Further, where before I was highly skeptical that Bitcoin would ever become a reserve currency, the way I see it now, it’s a lock.
What happened over the past few weeks was nothing less than the end of the Post Bretton Woods era. That’s not me calling it, others have already done that. I’m agreeing with it.
Until fairly recently, the end of the USD’s global reserve currency status simply wasn’t something spoken about in polite company. Policy makers have, through their actions, mainstreamed the idea.
The risk now is of being unaware that the monetary regime that has been in place for the past fifty years just ended.
(This was the foreshock of the end of the global monetary order)
In the past I viewed Bitcoin as an emergent global “Notgeld”, a German term for “emergency money” that emerged during the Weimer Hyperinflation.
As I’d written previously, every hyperinflationary event has its notgeld, whether it’s prepaid phone and gas cards in Zimbabwe, cities printing their own scrip, Venezuelans wrapping gold flakes in worthless Trillion Bolivar banknotes, there’s no end to the ingenuity (and desperation) employed.
My theory was that in an oncoming era where all global currencies were going to hyperinflate simultaneously, Bitcoin would emerge as the global notgeld.
And then, I thought, afterwards some kind of global monetary reset would occur.

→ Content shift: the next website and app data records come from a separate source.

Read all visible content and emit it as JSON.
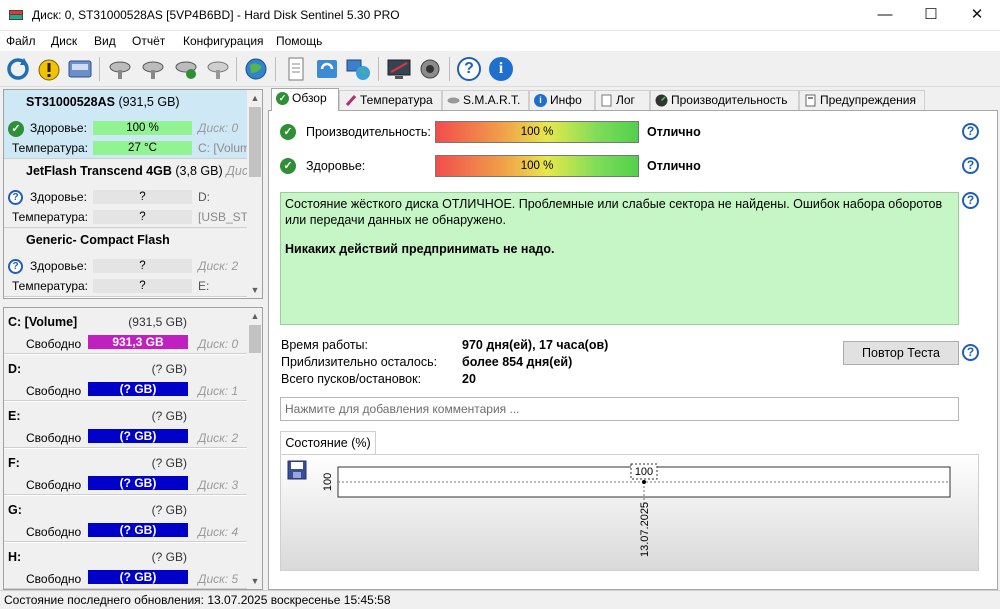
{
  "window": {
    "title": "Диск: 0, ST31000528AS [5VP4B6BD]  -  Hard Disk Sentinel 5.30 PRO",
    "minimize": "—",
    "maximize": "☐",
    "close": "✕"
  },
  "menu": [
    "Файл",
    "Диск",
    "Вид",
    "Отчёт",
    "Конфигурация",
    "Помощь"
  ],
  "toolbar_icons": [
    "refresh-icon",
    "alert-icon",
    "drive-icon",
    "disk-test-icon-1",
    "disk-test-icon-2",
    "disk-test-icon-3",
    "disk-test-icon-4",
    "globe-icon",
    "report-icon",
    "sync-icon",
    "network-icon",
    "monitor-report-icon",
    "speaker-icon",
    "help-icon",
    "info-icon"
  ],
  "disks": [
    {
      "name": "ST31000528AS",
      "size": "(931,5 GB)",
      "health_label": "Здоровье:",
      "health": "100 %",
      "health_disk": "Диск: 0",
      "temp_label": "Температура:",
      "temp": "27 °C",
      "temp_disk": "C: [Volum",
      "status": "ok",
      "selected": true
    },
    {
      "name": "JetFlash Transcend 4GB",
      "size": "(3,8 GB)",
      "health_label": "Здоровье:",
      "health": "?",
      "health_disk": "D:",
      "temp_label": "Температура:",
      "temp": "?",
      "temp_disk": "[USB_STI",
      "status": "unknown",
      "name_suffix": "Диск"
    },
    {
      "name": "Generic- Compact Flash",
      "size": "",
      "health_label": "Здоровье:",
      "health": "?",
      "health_disk": "Диск: 2",
      "temp_label": "Температура:",
      "temp": "?",
      "temp_disk": "E:",
      "status": "unknown"
    }
  ],
  "volumes": [
    {
      "name": "C: [Volume]",
      "size": "(931,5 GB)",
      "free_label": "Свободно",
      "free": "931,3 GB",
      "disk": "Диск: 0",
      "bar_color": "#c020c0"
    },
    {
      "name": "D:",
      "size": "(? GB)",
      "free_label": "Свободно",
      "free": "(? GB)",
      "disk": "Диск: 1",
      "bar_color": "#0000c8"
    },
    {
      "name": "E:",
      "size": "(? GB)",
      "free_label": "Свободно",
      "free": "(? GB)",
      "disk": "Диск: 2",
      "bar_color": "#0000c8"
    },
    {
      "name": "F:",
      "size": "(? GB)",
      "free_label": "Свободно",
      "free": "(? GB)",
      "disk": "Диск: 3",
      "bar_color": "#0000c8"
    },
    {
      "name": "G:",
      "size": "(? GB)",
      "free_label": "Свободно",
      "free": "(? GB)",
      "disk": "Диск: 4",
      "bar_color": "#0000c8"
    },
    {
      "name": "H:",
      "size": "(? GB)",
      "free_label": "Свободно",
      "free": "(? GB)",
      "disk": "Диск: 5",
      "bar_color": "#0000c8"
    }
  ],
  "tabs": [
    {
      "label": "Обзор",
      "icon": "ok-icon",
      "active": true
    },
    {
      "label": "Температура",
      "icon": "thermometer-icon"
    },
    {
      "label": "S.M.A.R.T.",
      "icon": "smart-icon"
    },
    {
      "label": "Инфо",
      "icon": "info-icon"
    },
    {
      "label": "Лог",
      "icon": "log-icon"
    },
    {
      "label": "Производительность",
      "icon": "speedometer-icon"
    },
    {
      "label": "Предупреждения",
      "icon": "warnings-icon"
    }
  ],
  "overview": {
    "performance_label": "Производительность:",
    "performance_value": "100 %",
    "performance_status": "Отлично",
    "health_label": "Здоровье:",
    "health_value": "100 %",
    "health_status": "Отлично",
    "status_text": "Состояние жёсткого диска ОТЛИЧНОЕ. Проблемные или слабые сектора не найдены. Ошибок набора оборотов или передачи данных не обнаружено.",
    "status_action": "Никаких действий предпринимать не надо.",
    "uptime_label": "Время работы:",
    "uptime_value": "970 дня(ей), 17 часа(ов)",
    "remaining_label": "Приблизительно осталось:",
    "remaining_value": "более 854 дня(ей)",
    "starts_label": "Всего пусков/остановок:",
    "starts_value": "20",
    "retest_label": "Повтор Теста",
    "comment_placeholder": "Нажмите для добавления комментария ..."
  },
  "chart_tab_label": "Состояние (%)",
  "chart_data": {
    "type": "line",
    "x": [
      "13.07.2025"
    ],
    "series": [
      {
        "values": [
          100
        ]
      }
    ],
    "y_tick": "100",
    "point_label": "100",
    "x_tick": "13.07.2025"
  },
  "statusbar": {
    "text": "Состояние последнего обновления: 13.07.2025 воскресенье 15:45:58"
  }
}
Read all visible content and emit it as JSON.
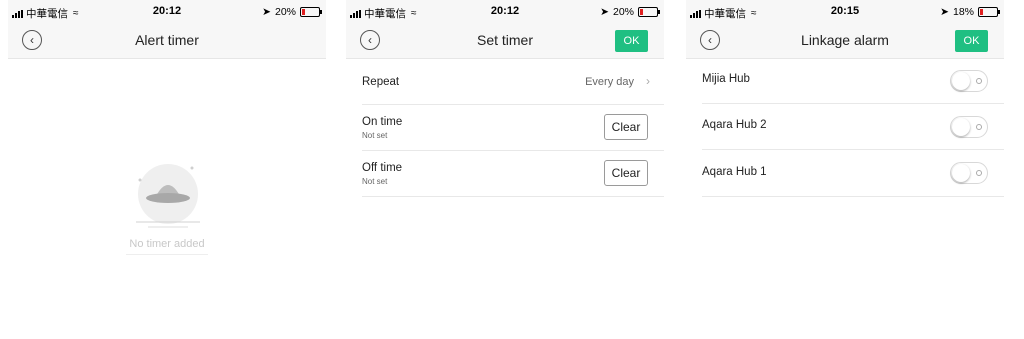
{
  "screens": {
    "alert_timer": {
      "status": {
        "carrier": "中華電信",
        "time": "20:12",
        "battery": "20%",
        "battery_level": 0.2
      },
      "title": "Alert timer",
      "empty_text": "No timer added"
    },
    "set_timer": {
      "status": {
        "carrier": "中華電信",
        "time": "20:12",
        "battery": "20%",
        "battery_level": 0.2
      },
      "title": "Set timer",
      "ok_label": "OK",
      "repeat": {
        "label": "Repeat",
        "value": "Every day"
      },
      "on_time": {
        "label": "On time",
        "sub": "Not set",
        "clear_label": "Clear"
      },
      "off_time": {
        "label": "Off time",
        "sub": "Not set",
        "clear_label": "Clear"
      }
    },
    "linkage_alarm": {
      "status": {
        "carrier": "中華電信",
        "time": "20:15",
        "battery": "18%",
        "battery_level": 0.18
      },
      "title": "Linkage alarm",
      "ok_label": "OK",
      "hubs": [
        {
          "name": "Mijia Hub",
          "enabled": false
        },
        {
          "name": "Aqara Hub 2",
          "enabled": false
        },
        {
          "name": "Aqara Hub 1",
          "enabled": false
        }
      ]
    }
  },
  "colors": {
    "accent": "#1fbf82",
    "battery_low": "#e02020"
  }
}
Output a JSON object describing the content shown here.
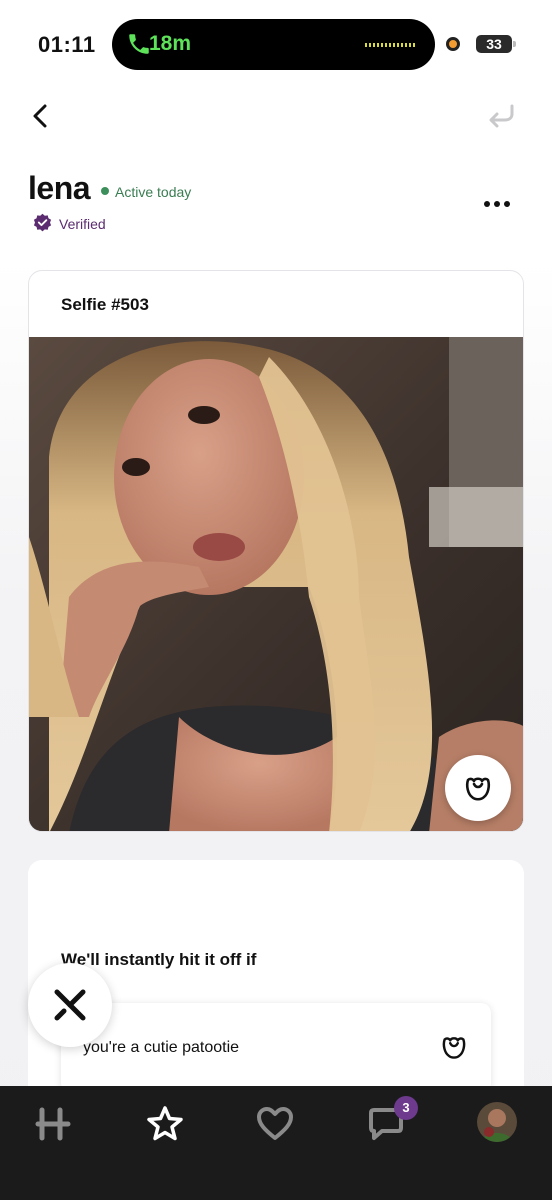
{
  "status_bar": {
    "time": "01:11",
    "call_duration": "18m",
    "battery": "33",
    "call_color": "#5de25a"
  },
  "header": {
    "back_icon": "chevron-left-icon",
    "undo_icon": "undo-arrow-icon"
  },
  "profile": {
    "name": "lena",
    "active_status": "Active today",
    "verified_label": "Verified",
    "more_icon": "ellipsis-icon",
    "accent_color": "#5b2c6f",
    "active_color": "#3a7d52"
  },
  "photo_card": {
    "title": "Selfie #503",
    "like_icon": "rose-icon"
  },
  "prompt_card": {
    "question": "We'll instantly hit it off if",
    "answer": "you're a cutie patootie",
    "like_icon": "rose-icon"
  },
  "skip_icon": "x-icon",
  "bottom_nav": {
    "items": [
      {
        "name": "home",
        "icon": "hinge-logo-icon"
      },
      {
        "name": "standouts",
        "icon": "star-icon"
      },
      {
        "name": "likes-you",
        "icon": "heart-icon"
      },
      {
        "name": "matches",
        "icon": "chat-bubble-icon",
        "badge": "3"
      },
      {
        "name": "profile",
        "icon": "avatar"
      }
    ],
    "badge_color": "#6d3a8e"
  }
}
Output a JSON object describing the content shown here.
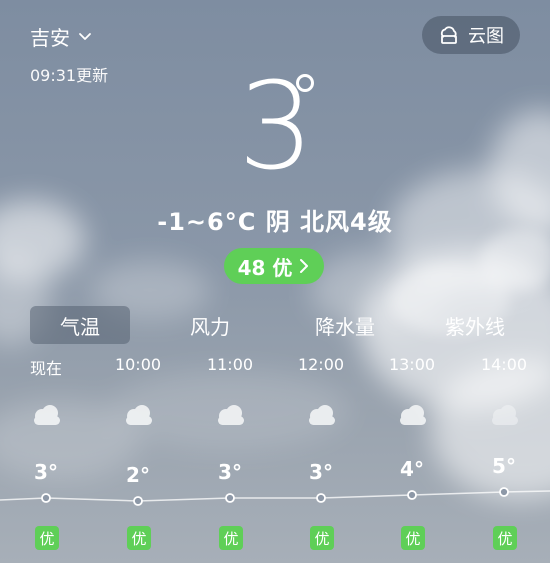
{
  "header": {
    "city": "吉安",
    "update_time": "09:31更新",
    "cloud_map_label": "云图"
  },
  "current": {
    "temperature": "3",
    "summary": "-1~6°C  阴  北风4级",
    "aqi_label": "48 优"
  },
  "tabs": [
    {
      "label": "气温",
      "active": true
    },
    {
      "label": "风力",
      "active": false
    },
    {
      "label": "降水量",
      "active": false
    },
    {
      "label": "紫外线",
      "active": false
    }
  ],
  "hourly": [
    {
      "time": "现在",
      "temp": "3°",
      "temp_value": 3,
      "aqi": "优",
      "icon": "cloudy-icon"
    },
    {
      "time": "10:00",
      "temp": "2°",
      "temp_value": 2,
      "aqi": "优",
      "icon": "cloudy-icon"
    },
    {
      "time": "11:00",
      "temp": "3°",
      "temp_value": 3,
      "aqi": "优",
      "icon": "cloudy-icon"
    },
    {
      "time": "12:00",
      "temp": "3°",
      "temp_value": 3,
      "aqi": "优",
      "icon": "cloudy-icon"
    },
    {
      "time": "13:00",
      "temp": "4°",
      "temp_value": 4,
      "aqi": "优",
      "icon": "cloudy-icon"
    },
    {
      "time": "14:00",
      "temp": "5°",
      "temp_value": 5,
      "aqi": "优",
      "icon": "cloudy-icon"
    }
  ],
  "colors": {
    "aqi_good": "#5fcf57",
    "background_top": "#7e8da1",
    "background_bottom": "#a7afb8"
  }
}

That would probably be some kind of SDR against a basket of hard assets, including gold, but I never imagined that Bitcoin would be a component of that basket.
(To be clear: I still thought Bitcoin would remain important and desirable, especially as a counter-balance against CBDCs that would be inflicted upon the wealthless underclass of the world. But I didn’t think that governments globally would admit a currency that nobody could control to the inner circle.)
Now, all of that has changed
Thanks to Trudeau and Freeland setting precedent that a so-called Western G7 democracy can seize its citizens’ bank accounts with no due process and no appeal for the crime of demanding the reinstatement of their civil rights.
Thanks to the US government seizing the foreign reserves of another country (Afghanistan), not to freeze them until such time as democracy returns, but to actually redistribute them to their own citizens. Those funds were the savings of ordinary Afghan citizens who live under the Taliban, not as part of them.
And finally, thanks to the widespread weaponization of the SWIFT payment system against Russia, the seizure of Russia’s foreign reserves (approximately 100X the amount of Afghanistan’s), not to mention Russia’s implementation of capital controls against its own citizens (again, the ordinary citizens coming up on the short end of the stick).
We have experienced a rapid sequence of events that have forever altered the monetary, financial landscape globally, to wit:
- Citizens can’t trust their own governments to protect their property rights, and
- Governments can no longer trust each other to respect each other’s currency reserves
What we have here is the realization that absolutely no one can be trusted as a third-party intermediary for capital.
There is really only one alternative to this situation: that is the mass adoption of a trustless, frictionless digital bearer instrument that can be accessed by everybody, everywhere, no matter what.
Welcome to the Post-Post-Bretton Woods era, where third party custody of your wealth is a gun pointed at your head. Recall the old maxim about trust: once it’s gone, it can be near impossible to regain.